Let’s face it. Those of us who consider ourselves to be adventurous frontend developers are pretty spoilt at the moment. Browsers are getting beefier and stocked full of all kinds of bells and whistles, and have new capabilities that most of us would never have imagined coming to the lowly browser a few years ago. Along with these new abilities, we have an audience who are more sophisticated and who expect and understand more complex or imaginative user interfaces. This all creates opportunities to really push the boundaries and create sites with user interfaces which can surprise and delight.
Sometimes this can mean something subtle, some crafty piece of genius which goes unnoticed but makes our experience better. Sometimes the result is as subtle as a mouthful of popping candy washed down with cherry cola.
Clever shizzle and demos
Its creator, Alexander Chen, works at Google Creative Labs and was behind the lovely Les Paul Google Doodle, also brought us a fabulous time-lapse visualisation of the NY subways system earlier in the year.
4. Windows Phone Demo
6. jQuery Mobile
(Disclaimer: I worked with Jake at the time he put this together … in his spare time … on the train. Freak!)
8. Cloud 9 IDE
Pusher is a hosted service which provides an API to power your real-time apps and services. A great site with lots of thoughtful documentation makes getting started simple.
Originally developed by some clever folks at New Bamboo, a small, but smart development shop in London, Pusher itself was built with Node when New Bamboo spotted a need for easy real-time communication to power all manner of web applications games and tools.
13. BBC homepage
14. BBC iPlayer

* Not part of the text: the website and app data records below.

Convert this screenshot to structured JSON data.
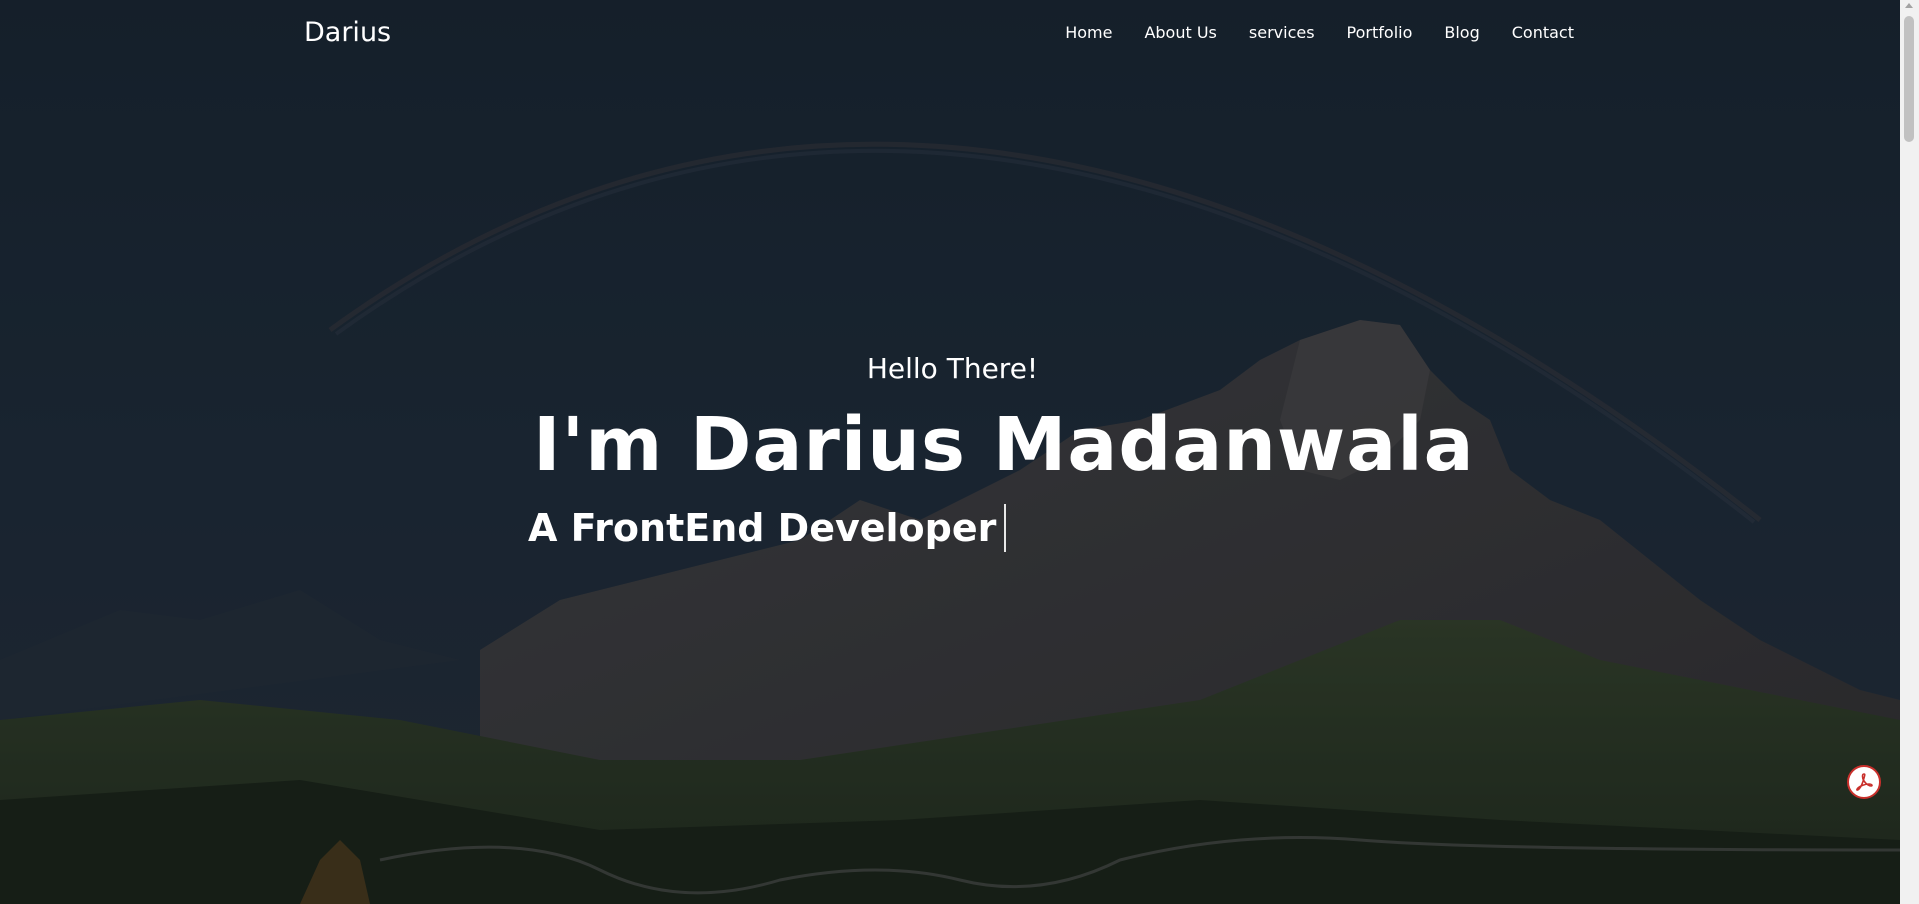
{
  "navbar": {
    "brand": "Darius",
    "links": [
      "Home",
      "About Us",
      "services",
      "Portfolio",
      "Blog",
      "Contact"
    ]
  },
  "hero": {
    "greeting": "Hello There!",
    "headline": "I'm Darius Madanwala",
    "role": "A FrontEnd Developer"
  },
  "floating_action": {
    "icon": "pdf-icon",
    "accent": "#c9302c"
  },
  "colors": {
    "text": "#ffffff",
    "background": "#1b2433"
  }
}
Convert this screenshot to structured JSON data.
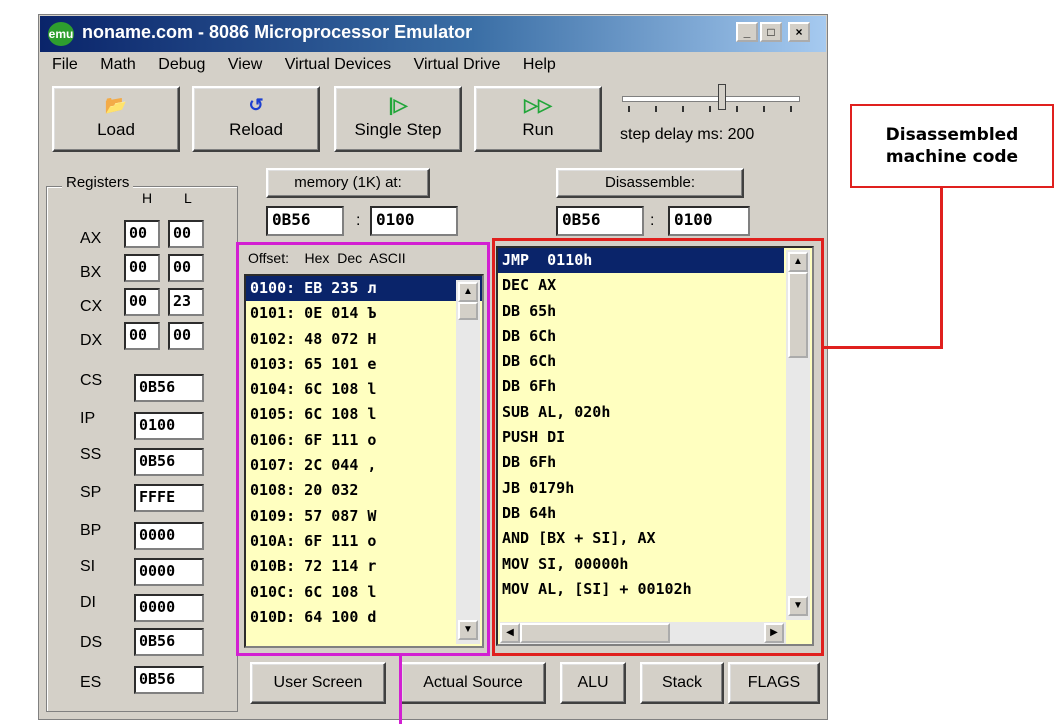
{
  "window": {
    "title": "noname.com - 8086 Microprocessor Emulator",
    "controls": [
      "_",
      "□",
      "×"
    ]
  },
  "menu": [
    "File",
    "Math",
    "Debug",
    "View",
    "Virtual Devices",
    "Virtual Drive",
    "Help"
  ],
  "toolbar": {
    "load": "Load",
    "reload": "Reload",
    "single_step": "Single Step",
    "run": "Run",
    "step_delay": "step delay ms: 200"
  },
  "registers": {
    "title": "Registers",
    "h_label": "H",
    "l_label": "L",
    "general": [
      {
        "name": "AX",
        "h": "00",
        "l": "00"
      },
      {
        "name": "BX",
        "h": "00",
        "l": "00"
      },
      {
        "name": "CX",
        "h": "00",
        "l": "23"
      },
      {
        "name": "DX",
        "h": "00",
        "l": "00"
      }
    ],
    "segment": [
      {
        "name": "CS",
        "value": "0B56"
      },
      {
        "name": "IP",
        "value": "0100"
      },
      {
        "name": "SS",
        "value": "0B56"
      },
      {
        "name": "SP",
        "value": "FFFE"
      },
      {
        "name": "BP",
        "value": "0000"
      },
      {
        "name": "SI",
        "value": "0000"
      },
      {
        "name": "DI",
        "value": "0000"
      },
      {
        "name": "DS",
        "value": "0B56"
      },
      {
        "name": "ES",
        "value": "0B56"
      }
    ]
  },
  "memory": {
    "button": "memory (1K) at:",
    "segment": "0B56",
    "offset": "0100",
    "separator": ":",
    "header": "Offset:    Hex  Dec  ASCII",
    "rows": [
      "0100: EB 235 л",
      "0101: 0E 014 Ъ",
      "0102: 48 072 H",
      "0103: 65 101 e",
      "0104: 6C 108 l",
      "0105: 6C 108 l",
      "0106: 6F 111 o",
      "0107: 2C 044 ,",
      "0108: 20 032",
      "0109: 57 087 W",
      "010A: 6F 111 o",
      "010B: 72 114 r",
      "010C: 6C 108 l",
      "010D: 64 100 d"
    ]
  },
  "disassembly": {
    "button": "Disassemble:",
    "segment": "0B56",
    "offset": "0100",
    "separator": ":",
    "rows": [
      "JMP  0110h",
      "DEC AX",
      "DB 65h",
      "DB 6Ch",
      "DB 6Ch",
      "DB 6Fh",
      "SUB AL, 020h",
      "PUSH DI",
      "DB 6Fh",
      "JB 0179h",
      "DB 64h",
      "AND [BX + SI], AX",
      "MOV SI, 00000h",
      "MOV AL, [SI] + 00102h"
    ]
  },
  "bottom_buttons": [
    "User Screen",
    "Actual Source",
    "ALU",
    "Stack",
    "FLAGS"
  ],
  "callout": {
    "text_line1": "Disassembled",
    "text_line2": "machine code"
  },
  "colors": {
    "titlebar": "#0a246a",
    "list_bg": "#ffffc0",
    "selection": "#0a246a",
    "magenta_frame": "#d21fd2",
    "red_frame": "#e0201e"
  }
}
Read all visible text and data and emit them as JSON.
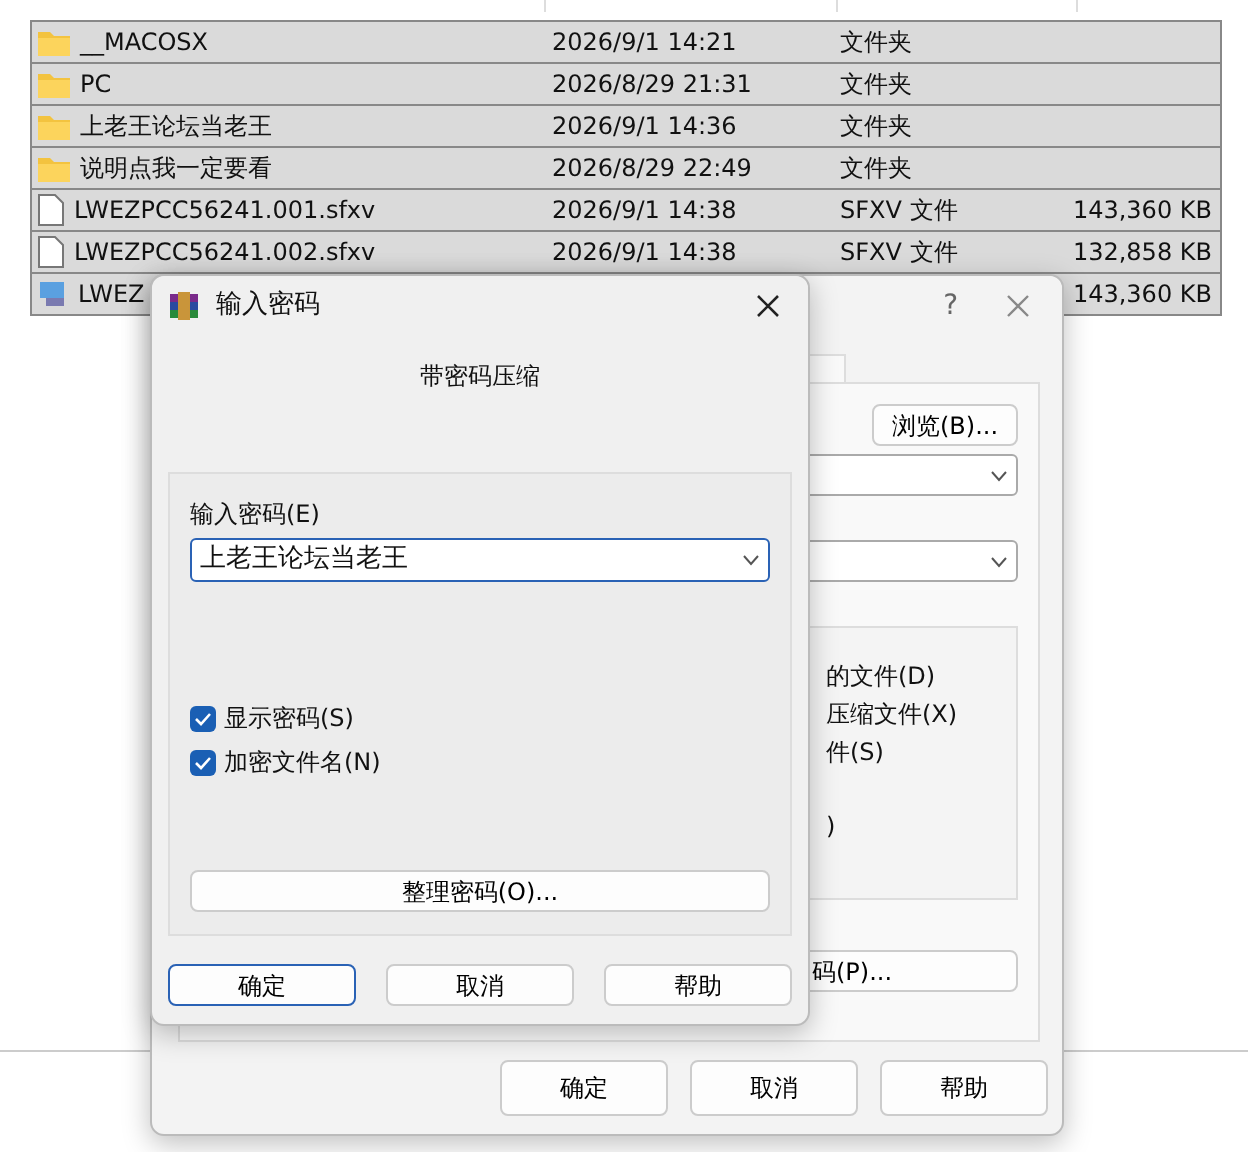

Ok, I admit it. I’m one of those web snobs who is a bit down on Facebook. But I can’t ignore the sophistication and the scale of the work that has gone into bringing the Facebook interface to life. It is rammed full of ‘real-time’ messages, notifications, chat features and goodness knows what other kinds of rich user interfaces which, while not aesthetically to my taste, have a huge impact on the web and its citizens.
Under the radar and hidden beauty
I have to confess that even though I’m a sucker for a shiny new visual effect or a crafty piece of library code (that second one is what really gets the girls), what I enjoy the most is subtlety, craft and a thoughtful use of technology. These last few examples fall into that camp.
Github is full to the brim with interesting user interactions and thoughtful attention to detail. From the navigable code tree, which smoothly swooshes you through the directories in a project while taking care of the page address so that your location is correctly bookmark-able, to the in-line code editor which enables code commits from the browser (powered by the Cloud 9 editor, as it happens). Look-ahead searching, stunning popup menus and interface elements, a code network visualiser built in Canvas, the list goes on and on. Bravo Github. Bravo.
17. Google Doodle
18. Nike Better World
19. Mobile Beetle
20. Twitter mobile site
The fact that there are so many good Twitter clients for mobile devices means that many of us didn’t notice the rather excellent mobile-optimised web client that Twitter rolled out this year. The Twitter engineering team took many of the UI conventions of leading iPhone Twitter apps and recreated them in their own web framework. The result is a very impressive, app-like feeling in the browser on your smartphone. Android and iPhone do particularly well here. Lovely work.
…and that’s 20